[[ EXTRACTED MATERIAL, beginning ]]

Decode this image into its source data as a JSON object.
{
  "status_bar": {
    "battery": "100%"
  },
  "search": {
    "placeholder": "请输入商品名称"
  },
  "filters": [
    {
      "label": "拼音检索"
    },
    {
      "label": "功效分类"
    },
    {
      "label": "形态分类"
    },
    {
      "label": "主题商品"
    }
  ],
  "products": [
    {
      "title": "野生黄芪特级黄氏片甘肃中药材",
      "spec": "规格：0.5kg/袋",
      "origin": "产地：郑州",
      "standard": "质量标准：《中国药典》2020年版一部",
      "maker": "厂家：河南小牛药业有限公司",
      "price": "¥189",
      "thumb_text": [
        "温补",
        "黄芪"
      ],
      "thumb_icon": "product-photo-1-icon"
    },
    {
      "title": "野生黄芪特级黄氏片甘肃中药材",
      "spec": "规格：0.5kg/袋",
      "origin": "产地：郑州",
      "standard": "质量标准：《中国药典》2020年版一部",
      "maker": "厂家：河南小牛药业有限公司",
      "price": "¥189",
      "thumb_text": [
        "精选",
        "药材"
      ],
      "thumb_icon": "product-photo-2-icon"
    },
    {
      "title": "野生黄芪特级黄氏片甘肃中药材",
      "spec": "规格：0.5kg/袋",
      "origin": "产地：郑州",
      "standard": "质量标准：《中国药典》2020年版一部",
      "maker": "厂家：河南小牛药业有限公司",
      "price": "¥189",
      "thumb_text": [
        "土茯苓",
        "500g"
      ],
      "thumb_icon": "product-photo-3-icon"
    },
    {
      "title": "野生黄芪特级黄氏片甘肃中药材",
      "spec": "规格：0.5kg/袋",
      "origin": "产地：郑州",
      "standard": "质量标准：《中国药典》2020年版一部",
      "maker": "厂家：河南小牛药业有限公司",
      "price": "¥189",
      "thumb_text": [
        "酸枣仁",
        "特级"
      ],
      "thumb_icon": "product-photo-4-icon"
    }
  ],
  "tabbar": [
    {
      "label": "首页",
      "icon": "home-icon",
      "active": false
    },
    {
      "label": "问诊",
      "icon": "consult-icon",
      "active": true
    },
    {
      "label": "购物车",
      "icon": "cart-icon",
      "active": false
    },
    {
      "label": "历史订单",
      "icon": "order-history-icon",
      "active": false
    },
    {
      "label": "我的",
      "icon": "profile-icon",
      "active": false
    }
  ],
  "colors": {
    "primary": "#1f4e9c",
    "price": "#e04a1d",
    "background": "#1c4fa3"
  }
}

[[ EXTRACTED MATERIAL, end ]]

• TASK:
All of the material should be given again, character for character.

• OUTPUT OF THE TASK:
Decode this image into its source data as a JSON object.
{
  "status_bar": {
    "battery": "100%"
  },
  "search": {
    "placeholder": "请输入商品名称"
  },
  "filters": [
    {
      "label": "拼音检索"
    },
    {
      "label": "功效分类"
    },
    {
      "label": "形态分类"
    },
    {
      "label": "主题商品"
    }
  ],
  "products": [
    {
      "title": "野生黄芪特级黄氏片甘肃中药材",
      "spec": "规格：0.5kg/袋",
      "origin": "产地：郑州",
      "standard": "质量标准：《中国药典》2020年版一部",
      "maker": "厂家：河南小牛药业有限公司",
      "price": "¥189",
      "thumb_text": [
        "温补",
        "黄芪"
      ],
      "thumb_icon": "product-photo-1-icon"
    },
    {
      "title": "野生黄芪特级黄氏片甘肃中药材",
      "spec": "规格：0.5kg/袋",
      "origin": "产地：郑州",
      "standard": "质量标准：《中国药典》2020年版一部",
      "maker": "厂家：河南小牛药业有限公司",
      "price": "¥189",
      "thumb_text": [
        "精选",
        "药材"
      ],
      "thumb_icon": "product-photo-2-icon"
    },
    {
      "title": "野生黄芪特级黄氏片甘肃中药材",
      "spec": "规格：0.5kg/袋",
      "origin": "产地：郑州",
      "standard": "质量标准：《中国药典》2020年版一部",
      "maker": "厂家：河南小牛药业有限公司",
      "price": "¥189",
      "thumb_text": [
        "土茯苓",
        "500g"
      ],
      "thumb_icon": "product-photo-3-icon"
    },
    {
      "title": "野生黄芪特级黄氏片甘肃中药材",
      "spec": "规格：0.5kg/袋",
      "origin": "产地：郑州",
      "standard": "质量标准：《中国药典》2020年版一部",
      "maker": "厂家：河南小牛药业有限公司",
      "price": "¥189",
      "thumb_text": [
        "酸枣仁",
        "特级"
      ],
      "thumb_icon": "product-photo-4-icon"
    }
  ],
  "tabbar": [
    {
      "label": "首页",
      "icon": "home-icon",
      "active": false
    },
    {
      "label": "问诊",
      "icon": "consult-icon",
      "active": true
    },
    {
      "label": "购物车",
      "icon": "cart-icon",
      "active": false
    },
    {
      "label": "历史订单",
      "icon": "order-history-icon",
      "active": false
    },
    {
      "label": "我的",
      "icon": "profile-icon",
      "active": false
    }
  ],
  "colors": {
    "primary": "#1f4e9c",
    "price": "#e04a1d",
    "background": "#1c4fa3"
  }
}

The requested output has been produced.